**TASK DATA:**
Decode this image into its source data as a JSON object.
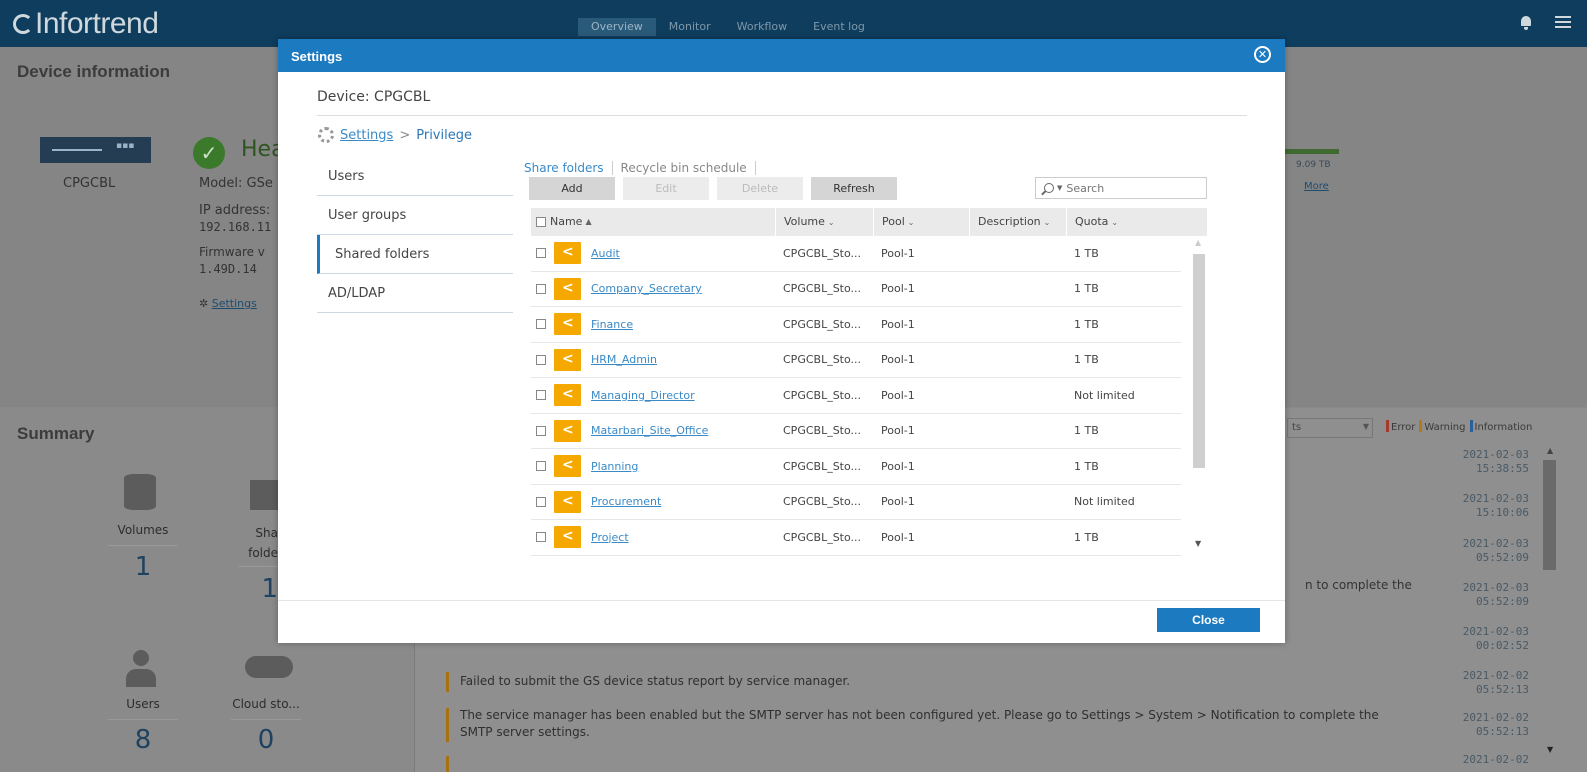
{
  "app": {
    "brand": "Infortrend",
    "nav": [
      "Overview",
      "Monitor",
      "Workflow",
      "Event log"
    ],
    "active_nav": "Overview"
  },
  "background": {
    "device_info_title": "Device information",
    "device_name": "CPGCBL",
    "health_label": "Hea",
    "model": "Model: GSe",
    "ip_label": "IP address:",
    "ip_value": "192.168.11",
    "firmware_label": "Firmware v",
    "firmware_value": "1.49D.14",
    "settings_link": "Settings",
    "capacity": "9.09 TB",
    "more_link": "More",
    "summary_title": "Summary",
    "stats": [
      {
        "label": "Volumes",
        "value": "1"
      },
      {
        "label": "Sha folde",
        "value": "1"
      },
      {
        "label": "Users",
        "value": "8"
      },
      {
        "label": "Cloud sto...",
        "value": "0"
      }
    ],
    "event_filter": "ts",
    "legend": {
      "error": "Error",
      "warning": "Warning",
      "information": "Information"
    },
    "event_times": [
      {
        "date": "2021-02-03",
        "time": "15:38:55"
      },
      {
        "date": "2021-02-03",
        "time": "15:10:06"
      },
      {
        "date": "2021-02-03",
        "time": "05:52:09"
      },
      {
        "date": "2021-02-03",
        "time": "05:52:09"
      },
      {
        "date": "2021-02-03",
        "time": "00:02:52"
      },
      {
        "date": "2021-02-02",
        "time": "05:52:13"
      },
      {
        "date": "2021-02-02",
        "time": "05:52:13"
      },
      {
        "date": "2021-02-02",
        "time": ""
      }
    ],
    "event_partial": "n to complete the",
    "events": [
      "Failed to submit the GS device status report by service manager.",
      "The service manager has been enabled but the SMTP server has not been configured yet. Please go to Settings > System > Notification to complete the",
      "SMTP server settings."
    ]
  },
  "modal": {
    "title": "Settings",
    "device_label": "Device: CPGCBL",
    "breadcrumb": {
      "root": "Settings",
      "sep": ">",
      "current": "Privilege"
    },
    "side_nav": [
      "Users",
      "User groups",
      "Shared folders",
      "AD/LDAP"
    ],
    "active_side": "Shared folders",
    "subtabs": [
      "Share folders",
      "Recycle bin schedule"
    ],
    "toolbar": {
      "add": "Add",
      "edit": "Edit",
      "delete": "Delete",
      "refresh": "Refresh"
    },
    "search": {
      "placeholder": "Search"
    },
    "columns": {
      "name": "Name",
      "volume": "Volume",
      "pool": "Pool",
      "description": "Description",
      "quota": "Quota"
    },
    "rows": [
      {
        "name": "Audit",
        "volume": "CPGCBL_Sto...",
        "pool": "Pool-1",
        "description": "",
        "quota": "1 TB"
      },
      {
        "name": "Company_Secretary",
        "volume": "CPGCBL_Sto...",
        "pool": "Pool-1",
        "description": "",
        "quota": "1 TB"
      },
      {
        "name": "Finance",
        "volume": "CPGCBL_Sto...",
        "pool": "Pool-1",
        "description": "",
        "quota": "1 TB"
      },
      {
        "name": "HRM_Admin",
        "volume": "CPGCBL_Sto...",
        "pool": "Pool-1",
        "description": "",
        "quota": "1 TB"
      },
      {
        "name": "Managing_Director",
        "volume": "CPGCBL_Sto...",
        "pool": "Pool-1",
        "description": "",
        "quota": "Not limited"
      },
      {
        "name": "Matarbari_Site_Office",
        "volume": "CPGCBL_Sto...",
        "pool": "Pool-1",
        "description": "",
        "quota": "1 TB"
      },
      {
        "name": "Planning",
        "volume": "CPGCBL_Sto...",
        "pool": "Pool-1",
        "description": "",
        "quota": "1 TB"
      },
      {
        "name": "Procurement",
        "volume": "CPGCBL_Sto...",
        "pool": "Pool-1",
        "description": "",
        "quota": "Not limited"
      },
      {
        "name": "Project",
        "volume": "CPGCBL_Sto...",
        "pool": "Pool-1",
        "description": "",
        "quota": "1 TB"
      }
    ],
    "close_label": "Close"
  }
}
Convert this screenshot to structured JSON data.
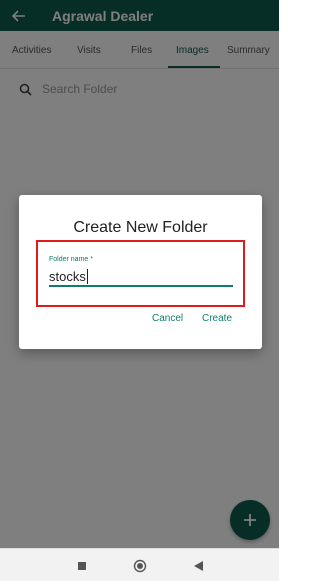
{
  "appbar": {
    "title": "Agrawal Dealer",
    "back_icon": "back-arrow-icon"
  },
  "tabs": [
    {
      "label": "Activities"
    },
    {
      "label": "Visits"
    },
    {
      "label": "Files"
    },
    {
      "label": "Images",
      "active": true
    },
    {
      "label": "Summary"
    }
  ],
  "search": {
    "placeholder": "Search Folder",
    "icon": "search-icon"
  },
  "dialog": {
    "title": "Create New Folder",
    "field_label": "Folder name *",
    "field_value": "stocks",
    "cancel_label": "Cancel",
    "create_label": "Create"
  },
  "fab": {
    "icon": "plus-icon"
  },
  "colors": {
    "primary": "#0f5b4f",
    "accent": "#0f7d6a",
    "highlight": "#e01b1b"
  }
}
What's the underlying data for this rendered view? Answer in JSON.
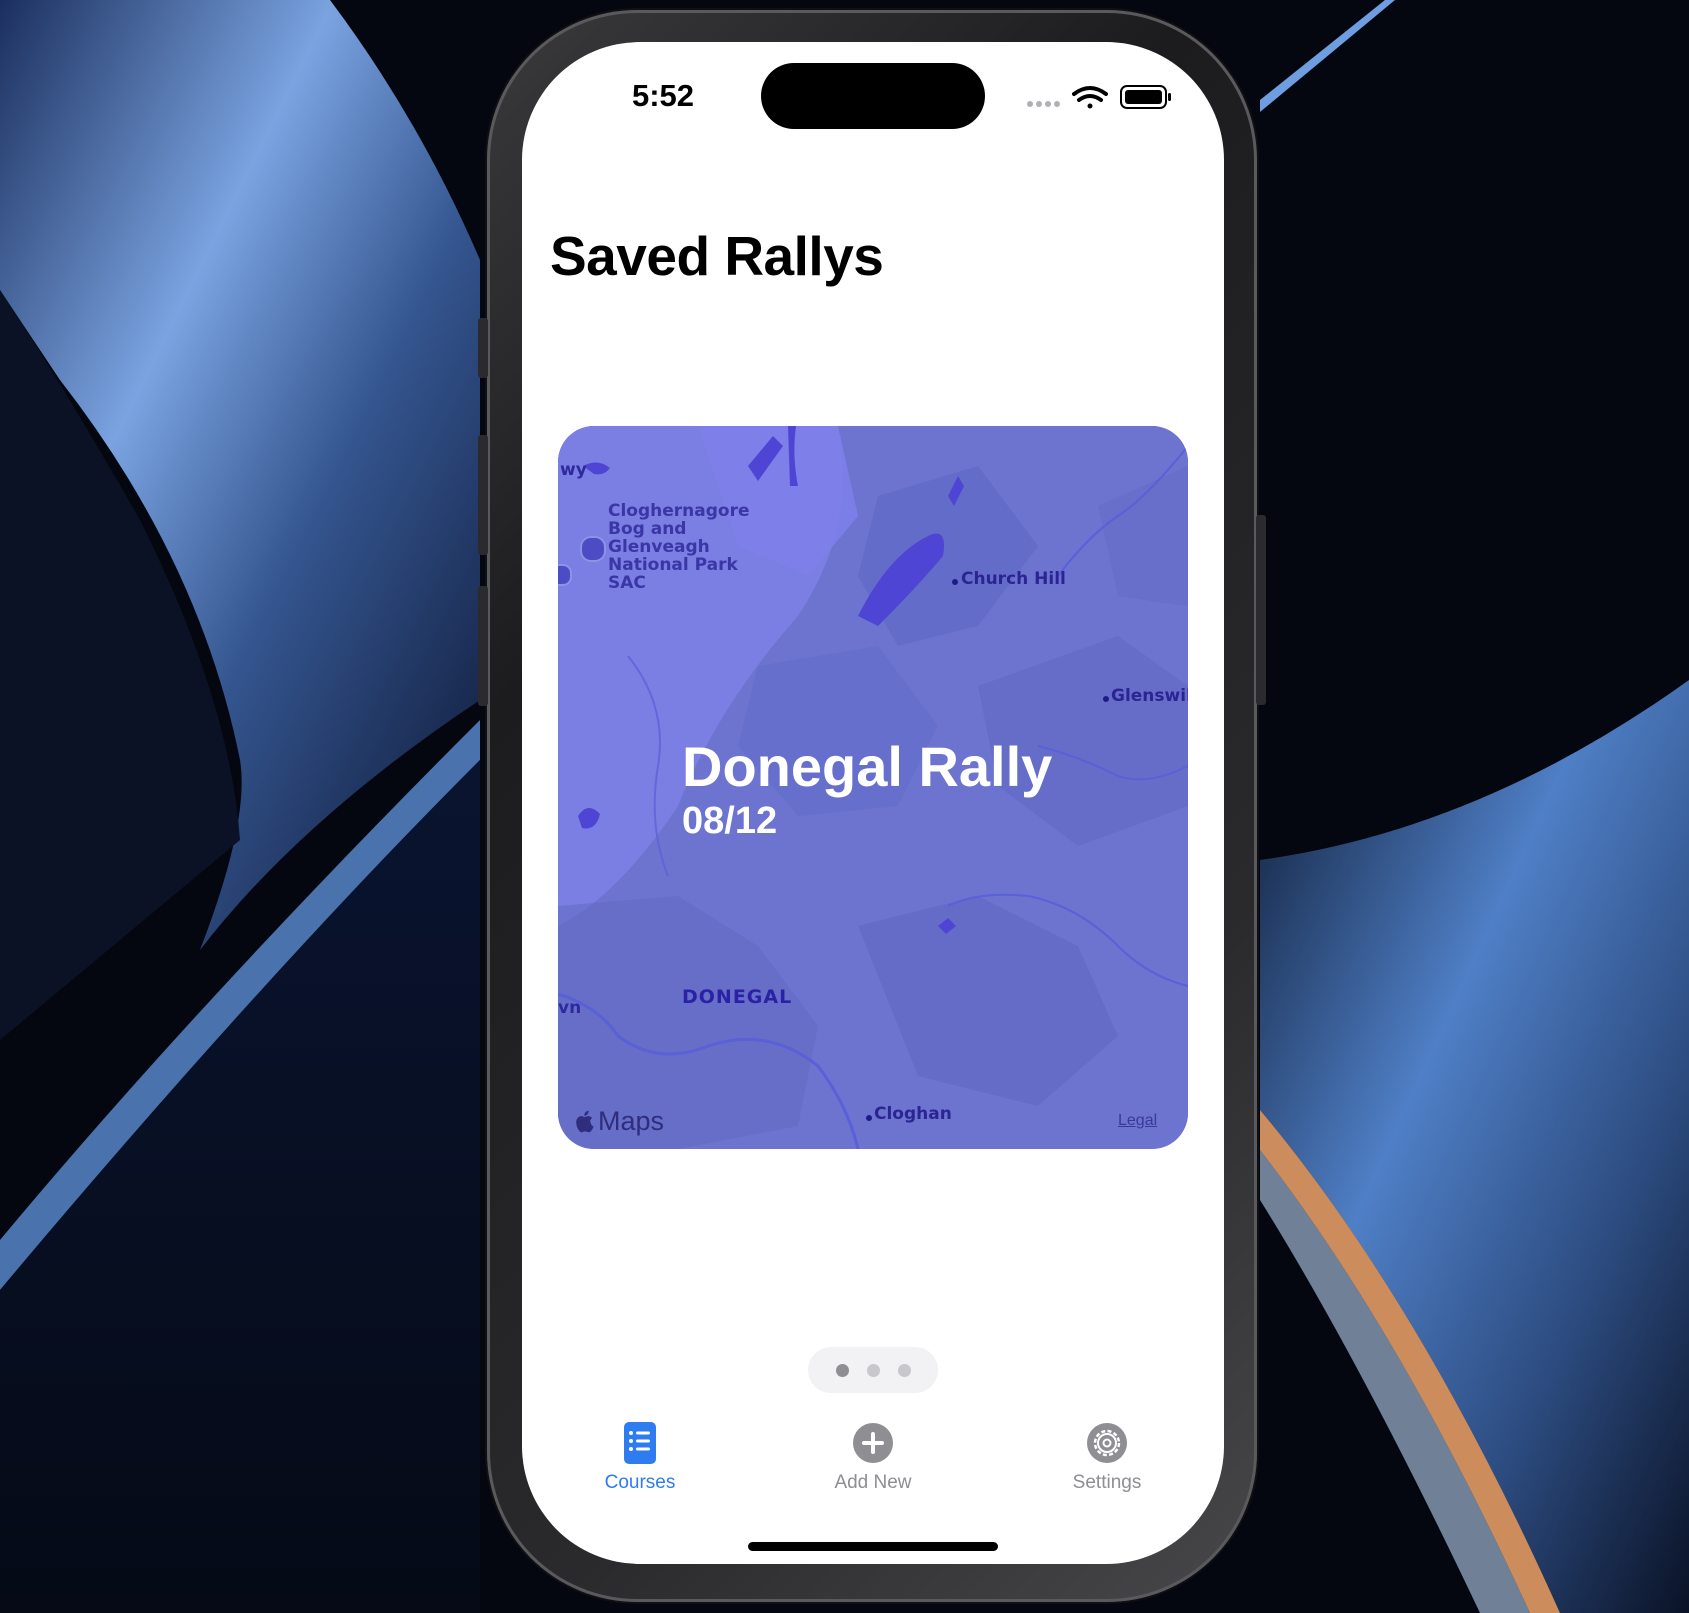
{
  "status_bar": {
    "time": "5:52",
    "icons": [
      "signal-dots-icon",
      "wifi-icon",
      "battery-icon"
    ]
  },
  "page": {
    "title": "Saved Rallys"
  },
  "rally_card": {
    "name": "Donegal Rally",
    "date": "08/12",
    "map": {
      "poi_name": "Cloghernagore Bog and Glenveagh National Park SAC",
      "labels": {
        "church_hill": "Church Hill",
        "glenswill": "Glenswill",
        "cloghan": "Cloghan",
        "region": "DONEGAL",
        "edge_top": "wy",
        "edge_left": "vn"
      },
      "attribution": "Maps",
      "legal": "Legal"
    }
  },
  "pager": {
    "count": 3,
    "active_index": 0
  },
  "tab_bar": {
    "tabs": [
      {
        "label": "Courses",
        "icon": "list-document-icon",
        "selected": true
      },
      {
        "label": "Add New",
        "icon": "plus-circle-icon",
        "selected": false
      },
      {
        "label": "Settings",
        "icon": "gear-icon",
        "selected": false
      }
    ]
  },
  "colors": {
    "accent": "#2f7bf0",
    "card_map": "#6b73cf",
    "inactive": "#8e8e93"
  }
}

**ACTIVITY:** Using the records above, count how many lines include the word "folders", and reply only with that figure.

**SOLUTION FOR THIS TASK:** 3